#### Data supplied ####

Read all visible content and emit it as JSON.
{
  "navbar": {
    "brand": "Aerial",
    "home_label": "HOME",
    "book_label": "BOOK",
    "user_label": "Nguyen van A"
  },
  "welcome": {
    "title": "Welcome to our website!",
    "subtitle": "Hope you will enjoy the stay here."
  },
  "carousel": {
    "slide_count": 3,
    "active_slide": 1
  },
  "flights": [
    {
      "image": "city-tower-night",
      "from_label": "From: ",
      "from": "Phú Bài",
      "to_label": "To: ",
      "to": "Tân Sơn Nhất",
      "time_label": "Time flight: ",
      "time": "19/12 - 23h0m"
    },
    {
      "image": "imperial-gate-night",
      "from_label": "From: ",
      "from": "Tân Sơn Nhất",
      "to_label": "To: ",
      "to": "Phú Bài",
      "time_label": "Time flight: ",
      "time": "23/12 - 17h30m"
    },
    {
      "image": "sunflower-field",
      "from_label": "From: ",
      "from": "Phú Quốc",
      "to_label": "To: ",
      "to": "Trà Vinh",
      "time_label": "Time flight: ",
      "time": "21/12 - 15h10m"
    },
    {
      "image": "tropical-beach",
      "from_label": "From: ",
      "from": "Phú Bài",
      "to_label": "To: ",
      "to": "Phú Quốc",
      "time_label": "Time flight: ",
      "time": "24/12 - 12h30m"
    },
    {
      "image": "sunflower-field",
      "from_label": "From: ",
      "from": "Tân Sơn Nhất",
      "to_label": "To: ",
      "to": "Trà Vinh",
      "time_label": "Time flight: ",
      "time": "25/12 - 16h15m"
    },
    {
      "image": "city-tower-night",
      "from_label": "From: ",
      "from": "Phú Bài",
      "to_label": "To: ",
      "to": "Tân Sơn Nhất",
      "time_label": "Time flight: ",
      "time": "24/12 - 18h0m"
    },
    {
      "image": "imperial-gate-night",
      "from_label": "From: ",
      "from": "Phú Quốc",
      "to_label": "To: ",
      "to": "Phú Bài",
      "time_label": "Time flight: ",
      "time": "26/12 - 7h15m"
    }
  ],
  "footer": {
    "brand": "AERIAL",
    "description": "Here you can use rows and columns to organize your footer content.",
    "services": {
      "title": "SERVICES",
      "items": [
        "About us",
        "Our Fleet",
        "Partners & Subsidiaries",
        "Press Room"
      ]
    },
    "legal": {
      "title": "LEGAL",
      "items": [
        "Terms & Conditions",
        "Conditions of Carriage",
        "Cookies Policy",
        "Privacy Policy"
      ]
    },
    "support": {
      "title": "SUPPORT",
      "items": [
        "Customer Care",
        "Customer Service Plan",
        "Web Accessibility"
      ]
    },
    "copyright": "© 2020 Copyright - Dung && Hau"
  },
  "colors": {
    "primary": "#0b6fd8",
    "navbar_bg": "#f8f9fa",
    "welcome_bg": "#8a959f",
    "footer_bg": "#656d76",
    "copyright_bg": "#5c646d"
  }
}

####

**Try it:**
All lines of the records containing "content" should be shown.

**Output of the task:**
Read all visible content and emit it as JSON.
    "description": "Here you can use rows and columns to organize your footer content.",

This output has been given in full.